(Page and application data records)
----------

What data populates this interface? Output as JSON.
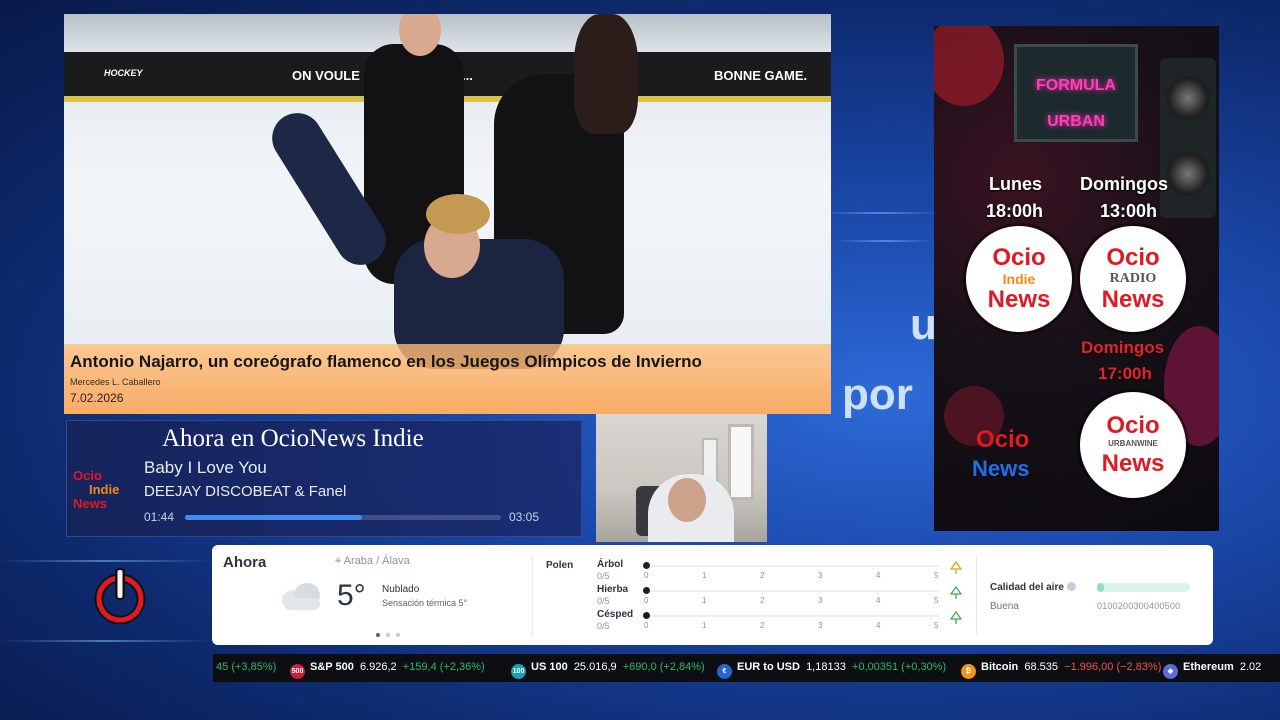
{
  "background": {
    "text_fragment_1": "u",
    "text_fragment_2": "por"
  },
  "news": {
    "title": "Antonio Najarro, un coreógrafo flamenco en los Juegos Olímpicos de Invierno",
    "author": "Mercedes L. Caballero",
    "date": "7.02.2026",
    "board_text_left": "ON VOULE",
    "board_text_mid": "RE...",
    "board_text_right": "BONNE GAME.",
    "board_brand": "HOCKEY"
  },
  "now_playing": {
    "header": "Ahora en OcioNews Indie",
    "song": "Baby I Love You",
    "artist": "DEEJAY DISCOBEAT & Fanel",
    "elapsed": "01:44",
    "duration": "03:05",
    "progress": 0.56,
    "logo": {
      "line1": "Ocio",
      "line2": "Indie",
      "line3": "News"
    }
  },
  "poster": {
    "tv_line1": "FORMULA",
    "tv_line2": "URBAN",
    "day_left": "Lunes",
    "hour_left": "18:00h",
    "day_right": "Domingos",
    "hour_right": "13:00h",
    "red_day": "Domingos",
    "red_hour": "17:00h",
    "logo_indie": {
      "top": "Ocio",
      "mid": "Indie",
      "bottom": "News"
    },
    "logo_radio": {
      "top": "Ocio",
      "mid": "RADIO",
      "bottom": "News"
    },
    "logo_plain": {
      "top": "Ocio",
      "bottom": "News"
    },
    "logo_urban": {
      "top": "Ocio",
      "mid": "URBANWINE",
      "bottom": "News"
    }
  },
  "weather": {
    "now_label": "Ahora",
    "location": "Araba / Álava",
    "temperature": "5°",
    "condition": "Nublado",
    "feels_like": "Sensación térmica 5°",
    "pages": 3,
    "active_page": 0,
    "pollen": {
      "title": "Polen",
      "rows": [
        {
          "name": "Árbol",
          "score": "0/5",
          "value": 0
        },
        {
          "name": "Hierba",
          "score": "0/5",
          "value": 0
        },
        {
          "name": "Césped",
          "score": "0/5",
          "value": 0
        }
      ],
      "ticks": [
        "0",
        "1",
        "2",
        "3",
        "4",
        "5"
      ]
    },
    "air": {
      "title": "Calidad del aire",
      "value": "Buena",
      "scale": "0100200300400500"
    }
  },
  "ticker": {
    "items": [
      {
        "badge": "",
        "name": "",
        "value": "",
        "change": "45 (+3,85%)",
        "dir": "up"
      },
      {
        "badge": "500",
        "badge_color": "#c8213a",
        "name": "S&P 500",
        "value": "6.926,2",
        "change": "+159,4 (+2,36%)",
        "dir": "up"
      },
      {
        "badge": "100",
        "badge_color": "#12a3b8",
        "name": "US 100",
        "value": "25.016,9",
        "change": "+690,0 (+2,84%)",
        "dir": "up"
      },
      {
        "badge": "€",
        "badge_color": "#2a62d0",
        "name": "EUR to USD",
        "value": "1,18133",
        "change": "+0,00351 (+0,30%)",
        "dir": "up"
      },
      {
        "badge": "₿",
        "badge_color": "#f29418",
        "name": "Bitcoin",
        "value": "68.535",
        "change": "−1.996,00 (−2,83%)",
        "dir": "down"
      },
      {
        "badge": "◆",
        "badge_color": "#5c6bd8",
        "name": "Ethereum",
        "value": "2.02",
        "change": "",
        "dir": "down"
      }
    ]
  }
}
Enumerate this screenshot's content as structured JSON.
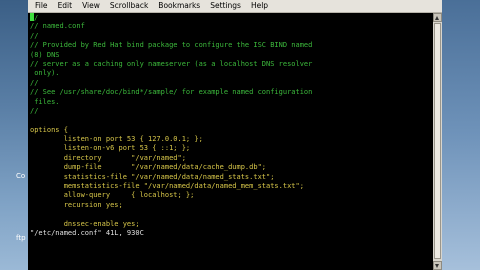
{
  "menubar": {
    "items": [
      "File",
      "Edit",
      "View",
      "Scrollback",
      "Bookmarks",
      "Settings",
      "Help"
    ]
  },
  "desktop": {
    "left_labels": [
      "Co",
      "ftp"
    ]
  },
  "editor": {
    "lines": [
      {
        "t": "//",
        "k": "comment"
      },
      {
        "t": "// named.conf",
        "k": "comment"
      },
      {
        "t": "//",
        "k": "comment"
      },
      {
        "t": "// Provided by Red Hat bind package to configure the ISC BIND named",
        "k": "comment"
      },
      {
        "t": "(8) DNS",
        "k": "comment"
      },
      {
        "t": "// server as a caching only nameserver (as a localhost DNS resolver",
        "k": "comment"
      },
      {
        "t": " only).",
        "k": "comment"
      },
      {
        "t": "//",
        "k": "comment"
      },
      {
        "t": "// See /usr/share/doc/bind*/sample/ for example named configuration",
        "k": "comment"
      },
      {
        "t": " files.",
        "k": "comment"
      },
      {
        "t": "//",
        "k": "comment"
      },
      {
        "t": "",
        "k": "plain"
      },
      {
        "t": "options {",
        "k": "keyword"
      },
      {
        "t": "        listen-on port 53 { 127.0.0.1; };",
        "k": "keyword"
      },
      {
        "t": "        listen-on-v6 port 53 { ::1; };",
        "k": "keyword"
      },
      {
        "t": "        directory       \"/var/named\";",
        "k": "keyword"
      },
      {
        "t": "        dump-file       \"/var/named/data/cache_dump.db\";",
        "k": "keyword"
      },
      {
        "t": "        statistics-file \"/var/named/data/named_stats.txt\";",
        "k": "keyword"
      },
      {
        "t": "        memstatistics-file \"/var/named/data/named_mem_stats.txt\";",
        "k": "keyword"
      },
      {
        "t": "        allow-query     { localhost; };",
        "k": "keyword"
      },
      {
        "t": "        recursion yes;",
        "k": "keyword"
      },
      {
        "t": "",
        "k": "plain"
      },
      {
        "t": "        dnssec-enable yes;",
        "k": "keyword"
      }
    ],
    "status_line": "\"/etc/named.conf\" 41L, 930C"
  }
}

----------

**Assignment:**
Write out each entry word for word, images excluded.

**Task response:**
What data populates this interface? Output as JSON.
{
  "background": {
    "text_fragment_1": "u",
    "text_fragment_2": "por"
  },
  "news": {
    "title": "Antonio Najarro, un coreógrafo flamenco en los Juegos Olímpicos de Invierno",
    "author": "Mercedes L. Caballero",
    "date": "7.02.2026",
    "board_text_left": "ON VOULE",
    "board_text_mid": "RE...",
    "board_text_right": "BONNE GAME.",
    "board_brand": "HOCKEY"
  },
  "now_playing": {
    "header": "Ahora en OcioNews Indie",
    "song": "Baby I Love You",
    "artist": "DEEJAY DISCOBEAT & Fanel",
    "elapsed": "01:44",
    "duration": "03:05",
    "progress": 0.56,
    "logo": {
      "line1": "Ocio",
      "line2": "Indie",
      "line3": "News"
    }
  },
  "poster": {
    "tv_line1": "FORMULA",
    "tv_line2": "URBAN",
    "day_left": "Lunes",
    "hour_left": "18:00h",
    "day_right": "Domingos",
    "hour_right": "13:00h",
    "red_day": "Domingos",
    "red_hour": "17:00h",
    "logo_indie": {
      "top": "Ocio",
      "mid": "Indie",
      "bottom": "News"
    },
    "logo_radio": {
      "top": "Ocio",
      "mid": "RADIO",
      "bottom": "News"
    },
    "logo_plain": {
      "top": "Ocio",
      "bottom": "News"
    },
    "logo_urban": {
      "top": "Ocio",
      "mid": "URBANWINE",
      "bottom": "News"
    }
  },
  "weather": {
    "now_label": "Ahora",
    "location": "Araba / Álava",
    "temperature": "5°",
    "condition": "Nublado",
    "feels_like": "Sensación térmica 5°",
    "pages": 3,
    "active_page": 0,
    "pollen": {
      "title": "Polen",
      "rows": [
        {
          "name": "Árbol",
          "score": "0/5",
          "value": 0
        },
        {
          "name": "Hierba",
          "score": "0/5",
          "value": 0
        },
        {
          "name": "Césped",
          "score": "0/5",
          "value": 0
        }
      ],
      "ticks": [
        "0",
        "1",
        "2",
        "3",
        "4",
        "5"
      ]
    },
    "air": {
      "title": "Calidad del aire",
      "value": "Buena",
      "scale": "0100200300400500"
    }
  },
  "ticker": {
    "items": [
      {
        "badge": "",
        "name": "",
        "value": "",
        "change": "45 (+3,85%)",
        "dir": "up"
      },
      {
        "badge": "500",
        "badge_color": "#c8213a",
        "name": "S&P 500",
        "value": "6.926,2",
        "change": "+159,4 (+2,36%)",
        "dir": "up"
      },
      {
        "badge": "100",
        "badge_color": "#12a3b8",
        "name": "US 100",
        "value": "25.016,9",
        "change": "+690,0 (+2,84%)",
        "dir": "up"
      },
      {
        "badge": "€",
        "badge_color": "#2a62d0",
        "name": "EUR to USD",
        "value": "1,18133",
        "change": "+0,00351 (+0,30%)",
        "dir": "up"
      },
      {
        "badge": "₿",
        "badge_color": "#f29418",
        "name": "Bitcoin",
        "value": "68.535",
        "change": "−1.996,00 (−2,83%)",
        "dir": "down"
      },
      {
        "badge": "◆",
        "badge_color": "#5c6bd8",
        "name": "Ethereum",
        "value": "2.02",
        "change": "",
        "dir": "down"
      }
    ]
  }
}
Enumerate this screenshot's content as structured JSON.
{
  "menubar": {
    "items": [
      "File",
      "Edit",
      "View",
      "Scrollback",
      "Bookmarks",
      "Settings",
      "Help"
    ]
  },
  "desktop": {
    "left_labels": [
      "Co",
      "ftp"
    ]
  },
  "editor": {
    "lines": [
      {
        "t": "//",
        "k": "comment"
      },
      {
        "t": "// named.conf",
        "k": "comment"
      },
      {
        "t": "//",
        "k": "comment"
      },
      {
        "t": "// Provided by Red Hat bind package to configure the ISC BIND named",
        "k": "comment"
      },
      {
        "t": "(8) DNS",
        "k": "comment"
      },
      {
        "t": "// server as a caching only nameserver (as a localhost DNS resolver",
        "k": "comment"
      },
      {
        "t": " only).",
        "k": "comment"
      },
      {
        "t": "//",
        "k": "comment"
      },
      {
        "t": "// See /usr/share/doc/bind*/sample/ for example named configuration",
        "k": "comment"
      },
      {
        "t": " files.",
        "k": "comment"
      },
      {
        "t": "//",
        "k": "comment"
      },
      {
        "t": "",
        "k": "plain"
      },
      {
        "t": "options {",
        "k": "keyword"
      },
      {
        "t": "        listen-on port 53 { 127.0.0.1; };",
        "k": "keyword"
      },
      {
        "t": "        listen-on-v6 port 53 { ::1; };",
        "k": "keyword"
      },
      {
        "t": "        directory       \"/var/named\";",
        "k": "keyword"
      },
      {
        "t": "        dump-file       \"/var/named/data/cache_dump.db\";",
        "k": "keyword"
      },
      {
        "t": "        statistics-file \"/var/named/data/named_stats.txt\";",
        "k": "keyword"
      },
      {
        "t": "        memstatistics-file \"/var/named/data/named_mem_stats.txt\";",
        "k": "keyword"
      },
      {
        "t": "        allow-query     { localhost; };",
        "k": "keyword"
      },
      {
        "t": "        recursion yes;",
        "k": "keyword"
      },
      {
        "t": "",
        "k": "plain"
      },
      {
        "t": "        dnssec-enable yes;",
        "k": "keyword"
      }
    ],
    "status_line": "\"/etc/named.conf\" 41L, 930C"
  }
}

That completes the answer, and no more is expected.